Planning and dynamic design - they'll watch to see what happens and respond dynamically. Don't expect to cross every T and dot every i before hand. they expect some ideas will be too hard and some too simple so they expect to be busy intervening and developing as they go.
Not everything will appeal to all, so some things will be targetted at small groups in the expectation that they'll play their social role in feeding back to all through the forum etc.
Sustainability? Maybe get the students to do it all next year.
Promoting it? Some people will join any game going, flyers, trail points, ambiguous hints. Others will be offered the learning objectives through library induction. Chalenge to balance the appeal to variety of students.
Will the JISC project deliver tools? Tools aren'tv really important though they will codify the process and make that available.
How to evaluate? Measures for engagement, achievement.
Game will run from August to early October. They will track some participants into the future to look at impact.
Use video diaries for collecting data. It will be difficult to find out why people didn't.

Hear! Hear! using audio to enhance to enhance the student learning experience through feedback, self-reflection and collaborative learning Part 1

Bob Rotheram (Leeds Met) - Sounds Good, an audio feedback (AF) U&I project
I've communicated with him before on AF work. He's good and wrote something for the SEDA publication recently.
Coursework feedback (x2 formative then summative)
Using MP3 recorders and/or Wimba in Bb. Piggy-backing or connecting to the health students on Jill Taylor's DST/mobile tech at Leeds Met.
Outputs will be guidelines of AF and how to integrate AF technically.
Little activity where he models good AF very well.
Felt like a personal approach. Empathy. Sensitivity. Easy to be patronising. Linearity allowed him to structure the feedback as he wanted (including mark). 4 mins 34 secs. More words than he would write, but in less time.
Only criticism is that this exmple was really well crafted - in reality our AF is much rougher. He says most lecturers will take to this like ducks to water.
He's just reffed our work.
He distributes by email. Hmm not satisfactory. Who has an answer? Someone suggested Ning groups.
Project website:, blog and podcast.

JISC Next Gen Environments conf introduction

Prof Mark Schofield: Understanding needs unravelling complexities and applying practices

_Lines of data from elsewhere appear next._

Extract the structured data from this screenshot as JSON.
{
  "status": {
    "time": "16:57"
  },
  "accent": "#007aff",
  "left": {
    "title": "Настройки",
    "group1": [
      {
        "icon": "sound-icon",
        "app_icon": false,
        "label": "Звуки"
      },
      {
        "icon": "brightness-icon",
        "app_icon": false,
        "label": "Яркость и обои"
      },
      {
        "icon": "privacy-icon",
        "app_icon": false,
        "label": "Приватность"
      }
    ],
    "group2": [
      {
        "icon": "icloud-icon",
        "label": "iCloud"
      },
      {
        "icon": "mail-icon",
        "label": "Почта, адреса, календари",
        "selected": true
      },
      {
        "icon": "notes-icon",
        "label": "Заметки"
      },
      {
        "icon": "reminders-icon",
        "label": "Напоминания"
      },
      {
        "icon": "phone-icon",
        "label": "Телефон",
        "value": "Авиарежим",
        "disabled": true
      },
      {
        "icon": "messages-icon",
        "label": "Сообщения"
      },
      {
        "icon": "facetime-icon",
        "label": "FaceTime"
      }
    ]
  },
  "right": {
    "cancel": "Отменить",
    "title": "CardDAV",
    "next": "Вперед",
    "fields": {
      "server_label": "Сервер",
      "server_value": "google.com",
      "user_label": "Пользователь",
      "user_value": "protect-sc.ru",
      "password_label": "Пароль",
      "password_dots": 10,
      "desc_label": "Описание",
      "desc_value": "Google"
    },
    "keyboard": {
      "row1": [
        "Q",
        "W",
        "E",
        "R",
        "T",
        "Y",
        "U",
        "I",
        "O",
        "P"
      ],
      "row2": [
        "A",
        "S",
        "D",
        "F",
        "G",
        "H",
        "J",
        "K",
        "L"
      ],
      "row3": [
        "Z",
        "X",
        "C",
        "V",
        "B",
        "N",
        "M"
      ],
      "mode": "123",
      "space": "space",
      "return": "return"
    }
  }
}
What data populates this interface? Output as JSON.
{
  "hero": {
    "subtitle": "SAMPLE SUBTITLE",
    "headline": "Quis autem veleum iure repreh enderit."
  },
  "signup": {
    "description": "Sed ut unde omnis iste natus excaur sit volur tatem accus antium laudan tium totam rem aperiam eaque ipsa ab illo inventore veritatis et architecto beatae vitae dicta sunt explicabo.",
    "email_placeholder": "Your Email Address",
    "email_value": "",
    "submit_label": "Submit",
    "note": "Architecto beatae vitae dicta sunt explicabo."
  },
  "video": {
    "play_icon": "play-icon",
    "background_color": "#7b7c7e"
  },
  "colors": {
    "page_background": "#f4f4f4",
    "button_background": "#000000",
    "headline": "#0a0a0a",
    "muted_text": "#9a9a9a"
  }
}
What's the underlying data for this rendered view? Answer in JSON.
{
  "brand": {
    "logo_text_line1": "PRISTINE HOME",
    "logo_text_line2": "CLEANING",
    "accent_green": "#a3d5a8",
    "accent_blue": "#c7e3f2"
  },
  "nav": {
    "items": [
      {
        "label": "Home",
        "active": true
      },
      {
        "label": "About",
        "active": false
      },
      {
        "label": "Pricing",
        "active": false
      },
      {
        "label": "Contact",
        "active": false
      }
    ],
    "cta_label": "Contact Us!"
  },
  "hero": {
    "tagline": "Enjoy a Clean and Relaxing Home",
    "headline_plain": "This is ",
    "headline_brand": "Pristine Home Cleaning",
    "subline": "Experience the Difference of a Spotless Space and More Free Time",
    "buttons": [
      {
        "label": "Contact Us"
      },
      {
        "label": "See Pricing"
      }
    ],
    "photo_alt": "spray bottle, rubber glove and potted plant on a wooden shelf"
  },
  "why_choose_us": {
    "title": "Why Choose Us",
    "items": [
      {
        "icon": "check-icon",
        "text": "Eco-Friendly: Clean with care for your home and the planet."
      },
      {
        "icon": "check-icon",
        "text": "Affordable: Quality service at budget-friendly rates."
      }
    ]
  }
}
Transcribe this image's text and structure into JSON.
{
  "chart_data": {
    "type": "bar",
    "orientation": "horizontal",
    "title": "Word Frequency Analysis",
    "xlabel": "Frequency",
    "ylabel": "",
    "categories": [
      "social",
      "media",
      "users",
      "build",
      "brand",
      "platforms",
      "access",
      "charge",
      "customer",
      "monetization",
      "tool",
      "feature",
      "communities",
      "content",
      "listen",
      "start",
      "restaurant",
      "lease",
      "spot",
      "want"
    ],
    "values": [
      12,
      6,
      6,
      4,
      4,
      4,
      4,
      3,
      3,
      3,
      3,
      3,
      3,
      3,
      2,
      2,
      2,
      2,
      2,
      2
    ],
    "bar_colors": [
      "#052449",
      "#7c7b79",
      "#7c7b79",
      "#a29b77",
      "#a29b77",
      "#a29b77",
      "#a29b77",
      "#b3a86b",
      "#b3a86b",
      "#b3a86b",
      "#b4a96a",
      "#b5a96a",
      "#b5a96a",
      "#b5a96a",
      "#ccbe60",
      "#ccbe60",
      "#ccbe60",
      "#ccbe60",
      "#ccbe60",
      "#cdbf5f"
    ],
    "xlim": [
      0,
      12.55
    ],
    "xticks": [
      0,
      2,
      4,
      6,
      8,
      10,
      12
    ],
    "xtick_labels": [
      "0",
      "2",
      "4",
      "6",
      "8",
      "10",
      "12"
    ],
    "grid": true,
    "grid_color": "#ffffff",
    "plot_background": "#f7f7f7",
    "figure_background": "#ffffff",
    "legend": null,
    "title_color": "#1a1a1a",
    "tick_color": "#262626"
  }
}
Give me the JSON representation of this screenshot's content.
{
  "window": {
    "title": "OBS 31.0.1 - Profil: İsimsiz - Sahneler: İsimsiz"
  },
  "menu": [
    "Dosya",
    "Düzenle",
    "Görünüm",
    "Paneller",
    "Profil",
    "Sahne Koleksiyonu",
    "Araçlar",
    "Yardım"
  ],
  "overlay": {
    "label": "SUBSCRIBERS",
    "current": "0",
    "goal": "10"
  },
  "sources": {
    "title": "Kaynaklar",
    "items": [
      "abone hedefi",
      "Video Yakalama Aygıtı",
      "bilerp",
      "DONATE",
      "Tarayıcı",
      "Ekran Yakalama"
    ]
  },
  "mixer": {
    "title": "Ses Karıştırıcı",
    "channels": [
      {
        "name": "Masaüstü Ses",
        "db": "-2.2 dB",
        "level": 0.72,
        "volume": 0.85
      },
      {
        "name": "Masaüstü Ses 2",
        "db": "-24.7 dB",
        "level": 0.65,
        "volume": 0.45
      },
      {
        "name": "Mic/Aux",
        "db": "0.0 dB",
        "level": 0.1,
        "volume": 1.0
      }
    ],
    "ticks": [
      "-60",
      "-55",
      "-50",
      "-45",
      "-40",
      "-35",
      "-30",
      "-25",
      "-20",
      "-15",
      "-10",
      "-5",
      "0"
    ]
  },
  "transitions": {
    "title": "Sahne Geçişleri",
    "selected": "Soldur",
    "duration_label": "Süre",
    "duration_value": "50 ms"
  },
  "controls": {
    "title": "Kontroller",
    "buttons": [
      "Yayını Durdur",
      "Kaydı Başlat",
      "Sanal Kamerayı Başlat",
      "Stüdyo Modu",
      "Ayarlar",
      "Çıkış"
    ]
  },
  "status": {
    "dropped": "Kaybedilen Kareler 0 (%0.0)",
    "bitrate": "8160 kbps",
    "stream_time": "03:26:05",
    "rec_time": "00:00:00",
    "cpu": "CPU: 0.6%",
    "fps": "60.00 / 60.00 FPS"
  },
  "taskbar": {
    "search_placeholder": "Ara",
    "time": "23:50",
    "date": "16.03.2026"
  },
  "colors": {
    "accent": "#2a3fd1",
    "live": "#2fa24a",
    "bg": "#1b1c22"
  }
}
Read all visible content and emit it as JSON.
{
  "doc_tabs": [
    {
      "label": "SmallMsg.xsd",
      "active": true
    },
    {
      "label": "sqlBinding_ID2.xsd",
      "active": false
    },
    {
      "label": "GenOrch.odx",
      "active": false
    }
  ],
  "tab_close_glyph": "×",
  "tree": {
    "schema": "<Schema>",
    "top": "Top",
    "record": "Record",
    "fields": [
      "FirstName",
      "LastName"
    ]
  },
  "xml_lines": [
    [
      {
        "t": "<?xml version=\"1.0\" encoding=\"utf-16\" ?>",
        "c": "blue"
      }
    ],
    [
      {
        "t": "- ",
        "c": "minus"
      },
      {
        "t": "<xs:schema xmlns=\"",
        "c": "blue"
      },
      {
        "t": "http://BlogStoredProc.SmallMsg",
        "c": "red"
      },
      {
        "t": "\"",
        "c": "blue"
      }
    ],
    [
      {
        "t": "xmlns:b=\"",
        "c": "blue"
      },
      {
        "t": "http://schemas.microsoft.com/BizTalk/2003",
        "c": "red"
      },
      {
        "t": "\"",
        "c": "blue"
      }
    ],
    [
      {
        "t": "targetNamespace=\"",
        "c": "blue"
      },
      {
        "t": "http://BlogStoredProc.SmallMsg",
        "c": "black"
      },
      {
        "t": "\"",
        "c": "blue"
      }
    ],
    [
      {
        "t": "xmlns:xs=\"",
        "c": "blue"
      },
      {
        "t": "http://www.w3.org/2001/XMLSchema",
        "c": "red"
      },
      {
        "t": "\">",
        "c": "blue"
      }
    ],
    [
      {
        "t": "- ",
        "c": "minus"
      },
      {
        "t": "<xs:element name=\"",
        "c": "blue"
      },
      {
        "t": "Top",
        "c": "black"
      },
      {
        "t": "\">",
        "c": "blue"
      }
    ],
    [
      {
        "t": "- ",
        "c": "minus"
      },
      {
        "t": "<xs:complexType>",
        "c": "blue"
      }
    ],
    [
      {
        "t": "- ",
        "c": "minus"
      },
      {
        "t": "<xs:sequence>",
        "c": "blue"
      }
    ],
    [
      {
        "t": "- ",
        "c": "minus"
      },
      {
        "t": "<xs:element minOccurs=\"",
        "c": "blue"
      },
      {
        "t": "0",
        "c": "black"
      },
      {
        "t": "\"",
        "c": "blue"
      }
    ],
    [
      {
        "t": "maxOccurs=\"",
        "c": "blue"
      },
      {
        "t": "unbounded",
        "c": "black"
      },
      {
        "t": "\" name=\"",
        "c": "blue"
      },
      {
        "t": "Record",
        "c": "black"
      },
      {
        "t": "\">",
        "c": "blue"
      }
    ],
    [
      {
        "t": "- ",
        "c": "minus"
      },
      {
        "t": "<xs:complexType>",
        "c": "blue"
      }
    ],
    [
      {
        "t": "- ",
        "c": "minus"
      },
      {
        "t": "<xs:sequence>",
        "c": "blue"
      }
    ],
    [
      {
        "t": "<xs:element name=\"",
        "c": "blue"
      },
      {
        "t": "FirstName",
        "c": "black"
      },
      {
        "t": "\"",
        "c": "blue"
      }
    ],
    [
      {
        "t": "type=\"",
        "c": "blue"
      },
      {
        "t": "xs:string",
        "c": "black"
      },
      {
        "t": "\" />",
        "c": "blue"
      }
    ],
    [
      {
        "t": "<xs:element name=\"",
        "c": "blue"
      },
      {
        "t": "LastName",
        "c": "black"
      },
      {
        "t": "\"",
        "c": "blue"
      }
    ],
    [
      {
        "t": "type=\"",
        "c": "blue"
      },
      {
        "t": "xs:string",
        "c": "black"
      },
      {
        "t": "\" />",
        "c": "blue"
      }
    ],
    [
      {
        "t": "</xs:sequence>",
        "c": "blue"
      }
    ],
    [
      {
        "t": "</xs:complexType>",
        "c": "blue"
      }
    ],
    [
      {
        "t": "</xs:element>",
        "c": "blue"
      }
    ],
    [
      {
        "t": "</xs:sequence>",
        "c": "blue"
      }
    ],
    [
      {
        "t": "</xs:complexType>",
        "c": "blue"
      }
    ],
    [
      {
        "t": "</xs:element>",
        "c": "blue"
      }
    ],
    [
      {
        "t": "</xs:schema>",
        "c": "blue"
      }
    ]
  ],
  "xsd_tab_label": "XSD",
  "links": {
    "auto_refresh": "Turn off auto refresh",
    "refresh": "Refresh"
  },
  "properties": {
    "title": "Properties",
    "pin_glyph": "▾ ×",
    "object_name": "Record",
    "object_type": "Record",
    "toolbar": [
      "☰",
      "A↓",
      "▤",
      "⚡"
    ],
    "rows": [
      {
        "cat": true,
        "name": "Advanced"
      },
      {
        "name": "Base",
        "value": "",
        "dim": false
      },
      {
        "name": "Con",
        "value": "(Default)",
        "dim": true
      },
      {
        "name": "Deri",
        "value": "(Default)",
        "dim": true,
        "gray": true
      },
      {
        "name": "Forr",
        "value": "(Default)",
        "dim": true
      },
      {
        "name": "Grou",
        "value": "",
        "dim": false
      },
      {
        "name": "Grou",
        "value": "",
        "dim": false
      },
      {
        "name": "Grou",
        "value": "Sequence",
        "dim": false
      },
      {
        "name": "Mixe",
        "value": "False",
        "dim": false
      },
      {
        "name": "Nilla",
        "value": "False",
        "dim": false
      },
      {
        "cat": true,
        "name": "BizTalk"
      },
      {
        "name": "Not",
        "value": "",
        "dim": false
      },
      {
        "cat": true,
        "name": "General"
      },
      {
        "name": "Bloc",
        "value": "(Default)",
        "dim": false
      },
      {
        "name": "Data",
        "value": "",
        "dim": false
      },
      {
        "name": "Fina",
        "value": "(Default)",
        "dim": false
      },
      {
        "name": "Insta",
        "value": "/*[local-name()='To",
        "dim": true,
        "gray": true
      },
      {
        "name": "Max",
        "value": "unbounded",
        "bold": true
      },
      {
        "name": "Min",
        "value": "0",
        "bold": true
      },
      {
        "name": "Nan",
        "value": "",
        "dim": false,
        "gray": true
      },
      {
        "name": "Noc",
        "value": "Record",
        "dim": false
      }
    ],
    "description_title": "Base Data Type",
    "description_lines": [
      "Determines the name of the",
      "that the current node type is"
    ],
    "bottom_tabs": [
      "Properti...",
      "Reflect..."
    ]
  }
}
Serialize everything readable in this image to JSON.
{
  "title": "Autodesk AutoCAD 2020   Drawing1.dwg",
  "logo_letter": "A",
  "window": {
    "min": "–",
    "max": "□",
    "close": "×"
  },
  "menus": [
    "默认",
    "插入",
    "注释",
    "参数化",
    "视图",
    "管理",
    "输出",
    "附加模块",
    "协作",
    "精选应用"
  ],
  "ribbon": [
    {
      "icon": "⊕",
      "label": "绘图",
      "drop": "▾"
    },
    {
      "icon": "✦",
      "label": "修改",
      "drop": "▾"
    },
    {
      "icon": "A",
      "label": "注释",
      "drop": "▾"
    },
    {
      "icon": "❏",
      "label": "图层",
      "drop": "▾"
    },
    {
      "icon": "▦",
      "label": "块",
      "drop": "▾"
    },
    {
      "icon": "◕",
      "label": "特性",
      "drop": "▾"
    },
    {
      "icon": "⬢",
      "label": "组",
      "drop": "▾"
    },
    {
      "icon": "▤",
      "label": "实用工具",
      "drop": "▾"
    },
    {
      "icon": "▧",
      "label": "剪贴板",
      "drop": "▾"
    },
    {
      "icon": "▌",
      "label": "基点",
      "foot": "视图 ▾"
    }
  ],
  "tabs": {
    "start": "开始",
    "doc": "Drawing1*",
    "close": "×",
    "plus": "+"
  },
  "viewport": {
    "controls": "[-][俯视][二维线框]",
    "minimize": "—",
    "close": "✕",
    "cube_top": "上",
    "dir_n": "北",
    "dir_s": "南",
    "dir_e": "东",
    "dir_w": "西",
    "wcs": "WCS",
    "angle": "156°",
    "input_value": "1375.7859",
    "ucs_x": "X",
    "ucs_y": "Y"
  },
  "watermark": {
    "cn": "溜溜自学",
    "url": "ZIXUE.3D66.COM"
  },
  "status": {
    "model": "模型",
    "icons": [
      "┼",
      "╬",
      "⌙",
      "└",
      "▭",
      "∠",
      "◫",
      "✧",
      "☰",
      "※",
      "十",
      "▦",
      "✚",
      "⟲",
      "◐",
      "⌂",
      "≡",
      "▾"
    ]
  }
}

Users and Innovation (UI): Next Gen Technologies and personal e-admim to support teachers and researchers
Career 'media intervention' youtube vid using chimps to explain the madness of PowerPoint.
UI: Dialogue and engagement hearing voices of users evaluators and researchers.
Purpose (P)+ audience (A)=(determines) Form (F)(tech/ped)
"Doing things better and doing better things" (Louis Elton)
Complexities: learner needs; impact; efffect; future gazing.